The new urologist’s plan is for me to drop off a urine sample at his office any time I feel I have a UTI brewing. I don’t need to call in advance; I can just stop by the office anytime, Monday through Friday between the hours of 9:00 and 5:00. If the urine culture is positive, they will get me on the appropriate antibiotic the next day. For the weekends, he gave me a prescription for Levaquin, saying, “three days is too long to wait when you have a UTI. Start taking them if you feel one coming on late Friday or Saturday. I think you can hold off until Monday if you realize one is coming on Sunday.” But what if I’m wrong? I’ve gotten two negative cultures when I was sure I had one coming. “We’ll sort it out when you give the sample for culture on Monday.” This guy did not pussyfoot around with UTIs.

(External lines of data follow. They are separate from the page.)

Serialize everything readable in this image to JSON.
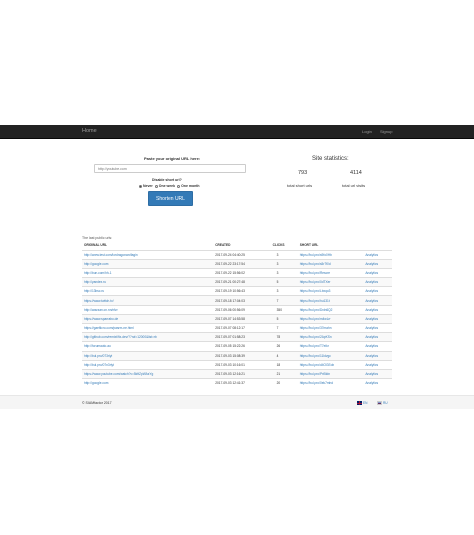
{
  "navbar": {
    "brand": "Home",
    "login": "Login",
    "signup": "Signup"
  },
  "form": {
    "paste_label": "Paste your original URL here:",
    "input_placeholder": "http://youtube.com",
    "disable_label": "Disable short url?",
    "radios": [
      {
        "label": "Never",
        "checked": true
      },
      {
        "label": "One week",
        "checked": false
      },
      {
        "label": "One month",
        "checked": false
      }
    ],
    "button_label": "Shorten URL"
  },
  "stats": {
    "title": "Site statistics:",
    "total_short_urls": "793",
    "total_url_visits": "4114",
    "short_urls_caption": "total short urls",
    "url_visits_caption": "total url visits"
  },
  "table": {
    "caption": "The last public urls:",
    "headers": [
      "ORIGINAL URL",
      "CREATED",
      "CLICKS",
      "SHORT URL",
      ""
    ],
    "rows": [
      [
        "http://www.test.com/lordragonwolfagin",
        "2017-09-24 04:40:25",
        "3",
        "https://bul.pro/s9fo0Hb",
        "Analytics"
      ],
      [
        "http://google.com",
        "2017-09-22 23:17:54",
        "3",
        "https://bul.pro/s5r7f0d",
        "Analytics"
      ],
      [
        "http://bun.com/hh-1",
        "2017-09-22 15:56:02",
        "3",
        "https://bul.pro/Rescre",
        "Analytics"
      ],
      [
        "http://yandex.ru",
        "2017-09-21 00:27:48",
        "5",
        "https://bul.pro/0dTXer",
        "Analytics"
      ],
      [
        "http://13bsc.ru",
        "2017-09-19 10:56:43",
        "3",
        "https://bul.pro/Lbxqo3",
        "Analytics"
      ],
      [
        "https://www.twitch.tv/",
        "2017-09-18 17:04:03",
        "7",
        "https://bul.pro/hu131t",
        "Analytics"
      ],
      [
        "http://wazzan.cn.nn/nfzr",
        "2017-09-06 00:56:09",
        "350",
        "https://bul.pro/Dxln6Q2",
        "Analytics"
      ],
      [
        "https://www.sparrabo.de",
        "2017-09-07 14:53:58",
        "5",
        "https://bul.pro/m4wLrr",
        "Analytics"
      ],
      [
        "https://gaelticro.com/pasrm-ne.html",
        "2017-09-07 08:12:17",
        "7",
        "https://bul.pro/37mahn",
        "Analytics"
      ],
      [
        "http://github.com/remixt/fix-dev/??n#=12000&list=rb",
        "2017-09-07 01:58:23",
        "78",
        "https://bul.pro/2ApKSn",
        "Analytics"
      ],
      [
        "http://forumauto.au",
        "2017-09-05 15:22:26",
        "26",
        "https://bul.pro/T7eikr",
        "Analytics"
      ],
      [
        "http://bul.pro/073rlyt",
        "2017-09-03 15:08:39",
        "4",
        "https://bul.pro/11Idvgc",
        "Analytics"
      ],
      [
        "http://bul.pro/07n3rlyt",
        "2017-09-03 10:16:01",
        "18",
        "https://bul.pro/d4OGEob",
        "Analytics"
      ],
      [
        "https://www.youtube.com/watch?v=5kftZpWAsYg",
        "2017-09-03 12:16:21",
        "21",
        "https://bul.pro/Prt5ldn",
        "Analytics"
      ],
      [
        "http://google.com",
        "2017-09-03 12:41:37",
        "20",
        "https://bul.pro/0ek7mhd",
        "Analytics"
      ]
    ]
  },
  "footer": {
    "copyright": "© SIAMfactor 2017",
    "lang_en": "EN",
    "lang_ru": "RU"
  }
}
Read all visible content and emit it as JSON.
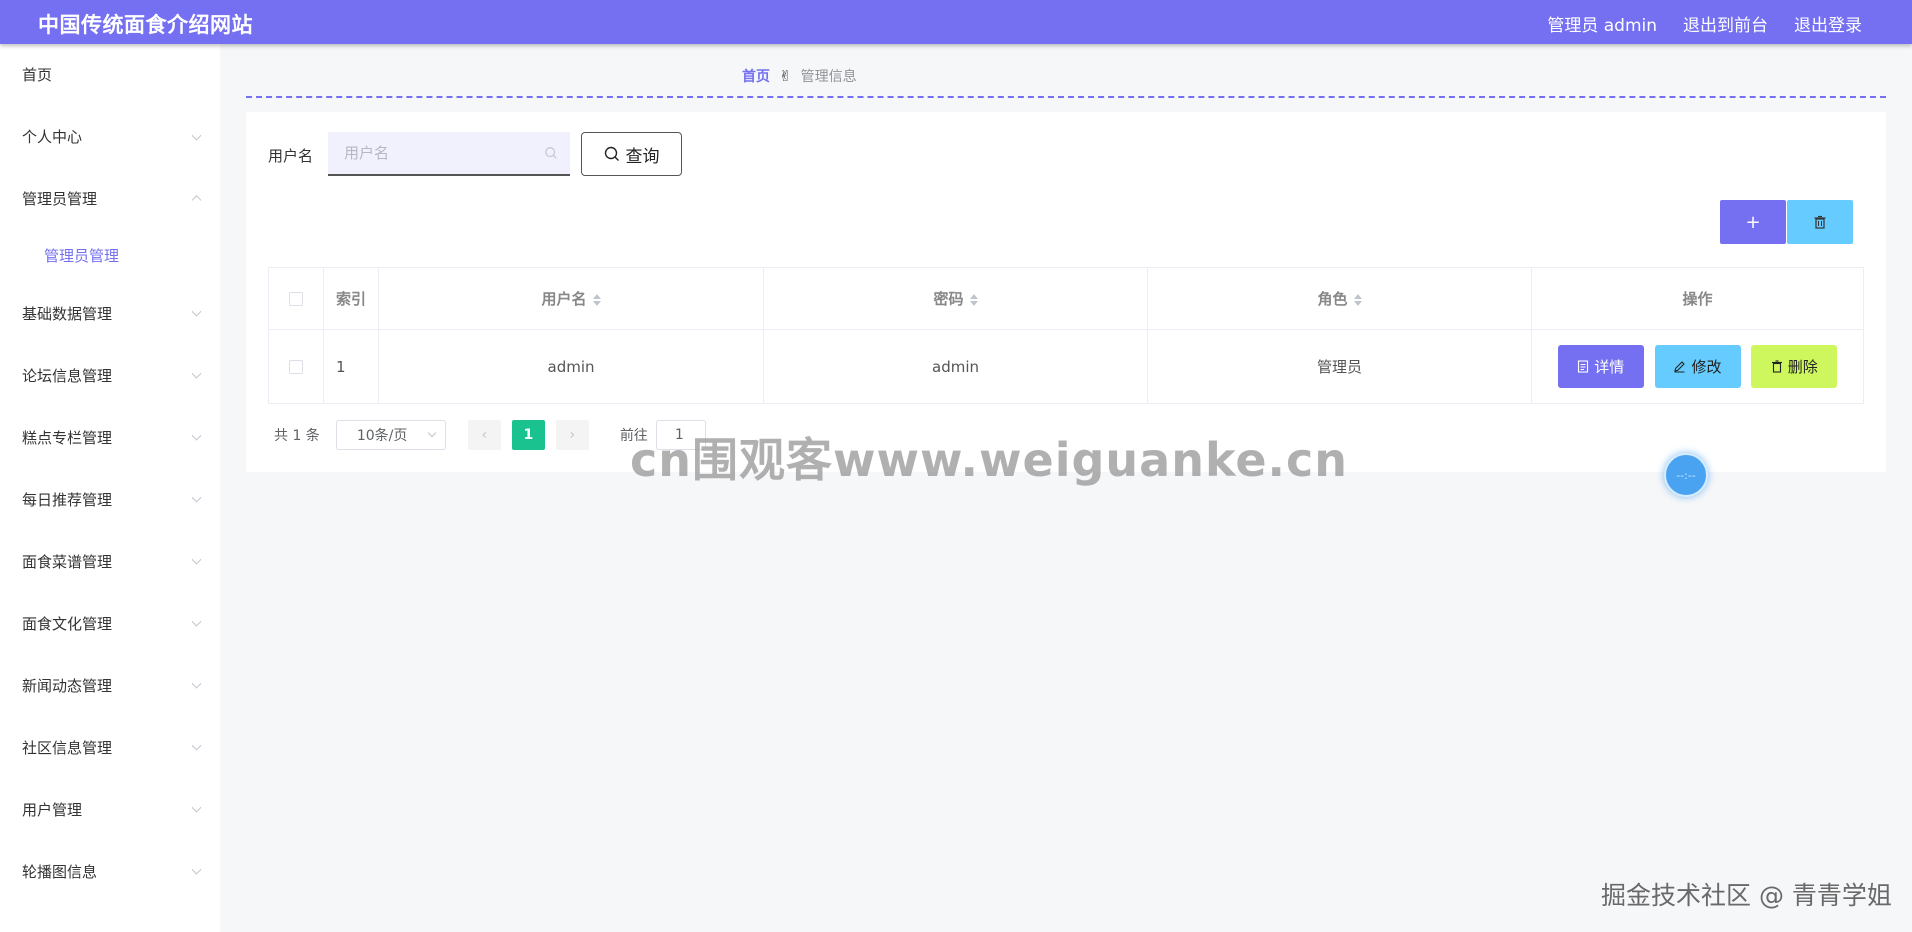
{
  "header": {
    "title": "中国传统面食介绍网站",
    "user": "管理员 admin",
    "to_front": "退出到前台",
    "logout": "退出登录"
  },
  "sidebar": {
    "items": [
      {
        "label": "首页",
        "expandable": false
      },
      {
        "label": "个人中心",
        "expandable": true
      },
      {
        "label": "管理员管理",
        "expandable": true,
        "expanded": true,
        "children": [
          "管理员管理"
        ]
      },
      {
        "label": "基础数据管理",
        "expandable": true
      },
      {
        "label": "论坛信息管理",
        "expandable": true
      },
      {
        "label": "糕点专栏管理",
        "expandable": true
      },
      {
        "label": "每日推荐管理",
        "expandable": true
      },
      {
        "label": "面食菜谱管理",
        "expandable": true
      },
      {
        "label": "面食文化管理",
        "expandable": true
      },
      {
        "label": "新闻动态管理",
        "expandable": true
      },
      {
        "label": "社区信息管理",
        "expandable": true
      },
      {
        "label": "用户管理",
        "expandable": true
      },
      {
        "label": "轮播图信息",
        "expandable": true
      }
    ]
  },
  "breadcrumb": {
    "home": "首页",
    "current": "管理信息"
  },
  "search": {
    "label": "用户名",
    "placeholder": "用户名",
    "value": "",
    "query_button": "查询"
  },
  "toolbar": {
    "add_label": "+"
  },
  "table": {
    "headers": {
      "index": "索引",
      "username": "用户名",
      "password": "密码",
      "role": "角色",
      "actions": "操作"
    },
    "rows": [
      {
        "index": "1",
        "username": "admin",
        "password": "admin",
        "role": "管理员"
      }
    ],
    "actions": {
      "detail": "详情",
      "edit": "修改",
      "delete": "删除"
    }
  },
  "pagination": {
    "total": "共 1 条",
    "page_size": "10条/页",
    "current_page": "1",
    "goto_label": "前往",
    "goto_value": "1"
  },
  "overlays": {
    "watermark": "cn围观客www.weiguanke.cn",
    "float_ball": "--:--",
    "corner_mark": "掘金技术社区 @ 青青学姐"
  },
  "colors": {
    "brand": "#7470f1",
    "info": "#66ccff",
    "danger_soft": "#cdf75d",
    "success": "#19c28e"
  }
}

Then he started laying out the plan to keep me UTI clear. He tested and scanned all the organs and sphincters involved. Based on those tests, he wanted me to self-catheter four times rather than two times per day. He gave me a super-strength cranberry extract to try, Ellura, saying there were no studies to support its use, but he’s been seeing good results with his patients. Ellura would not be covered by insurance, and is pricey enough at $1.33 a capsule. I take two a day.
He was opposed to injecting the bladder with Botox, pointing out that Botox is a poison and needed to be done every six months. He wanted to try some other things first. He gave me something to decrease the urge to urinate. It kind of dries me out, but I am just drinking more water whenever I am assured that I will be near a bathroom. And he said he wanted me to move my bowels daily, saying that he wanted that out of my body. I have not taken the fiber he recommended, but I am regular six days out of seven. If I get yet another UTI, I will add the fiber.

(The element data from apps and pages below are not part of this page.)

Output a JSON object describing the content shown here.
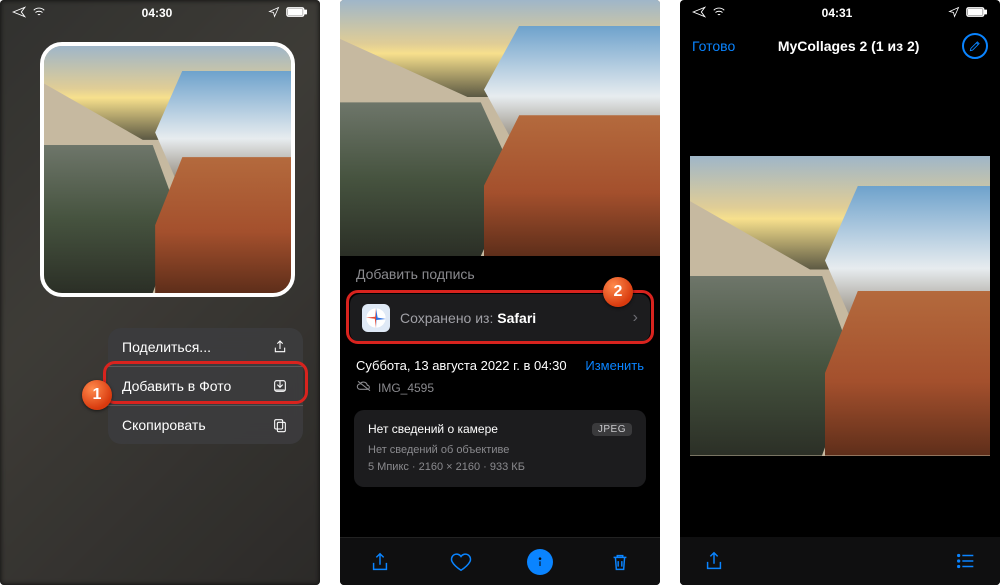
{
  "screen1": {
    "status_time": "04:30",
    "menu": {
      "share": "Поделиться...",
      "add_to_photos": "Добавить в Фото",
      "copy": "Скопировать"
    },
    "badge": "1"
  },
  "screen2": {
    "caption_placeholder": "Добавить подпись",
    "saved_from_prefix": "Сохранено из: ",
    "saved_from_app": "Safari",
    "date": "Суббота, 13 августа 2022 г. в 04:30",
    "edit": "Изменить",
    "filename": "IMG_4595",
    "camera_info_title": "Нет сведений о камере",
    "format_badge": "JPEG",
    "lens_info": "Нет сведений об объективе",
    "meta_line": "5 Мпикс · 2160 × 2160 · 933 КБ",
    "badge": "2"
  },
  "screen3": {
    "status_time": "04:31",
    "done": "Готово",
    "title": "MyCollages 2 (1 из 2)"
  }
}
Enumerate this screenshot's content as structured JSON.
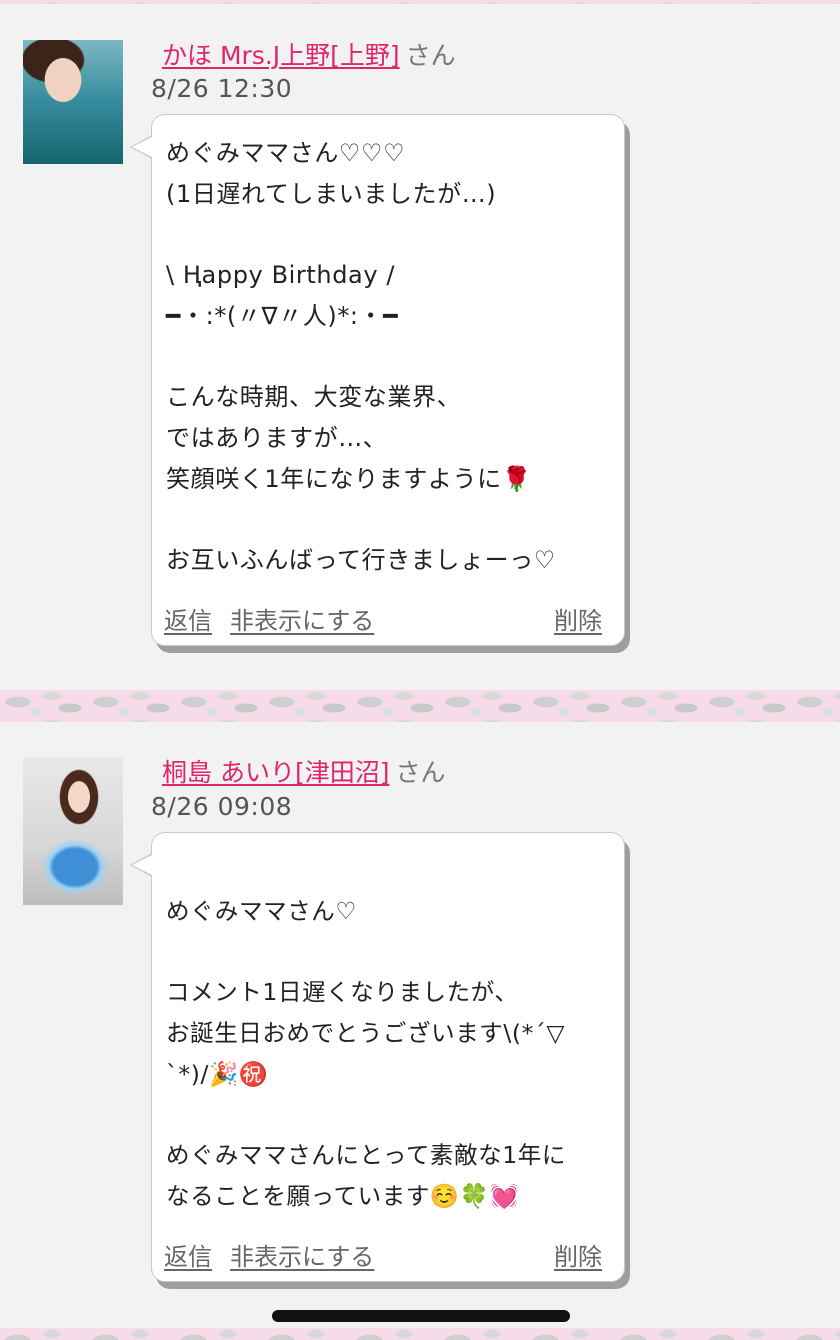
{
  "posts": [
    {
      "author_name": "かほ Mrs.J上野[上野]",
      "author_suffix": "さん",
      "timestamp": "8/26 12:30",
      "message": "めぐみママさん♡♡♡\n(1日遅れてしまいましたが…)\n\n\\ Ⱨappy Birthday /\n━・:*(〃∇〃人)*:・━\n\nこんな時期、大変な業界、\nではありますが…、\n笑顔咲く1年になりますように🌹\n\nお互いふんばって行きましょーっ♡",
      "actions": {
        "reply": "返信",
        "hide": "非表示にする",
        "delete": "削除"
      }
    },
    {
      "author_name": "桐島 あいり[津田沼]",
      "author_suffix": "さん",
      "timestamp": "8/26 09:08",
      "message": "\nめぐみママさん♡\n\nコメント1日遅くなりましたが、\nお誕生日おめでとうございます\\(*´▽\n`*)/🎉㊗️\n\nめぐみママさんにとって素敵な1年に\nなることを願っています☺️🍀💓",
      "actions": {
        "reply": "返信",
        "hide": "非表示にする",
        "delete": "削除"
      }
    }
  ],
  "colors": {
    "author_link": "#e0266b",
    "background": "#f2f2f2",
    "divider_pattern": "#f6dbe8"
  }
}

It’s mid-December, and I haven’t had a UTI since November 25th. I’m thrilled to think I may have found a solution to these infections that have been setting my progress back or putting it in a holding pattern for the last 18 months. Self-cathing is a big deal the first couple of weeks, but with the disposable, lubricated catheters from Coloplast, it is as easy as it can be. I hope to write “To Pee or Not to Pee: Part III” in a couple of months.
– This post was written by an anonymous brave soulbotox, Coloplast catheters, Ellura, Levaquin, Monural, MS, self-catheterization, urinary tract infections, UTIs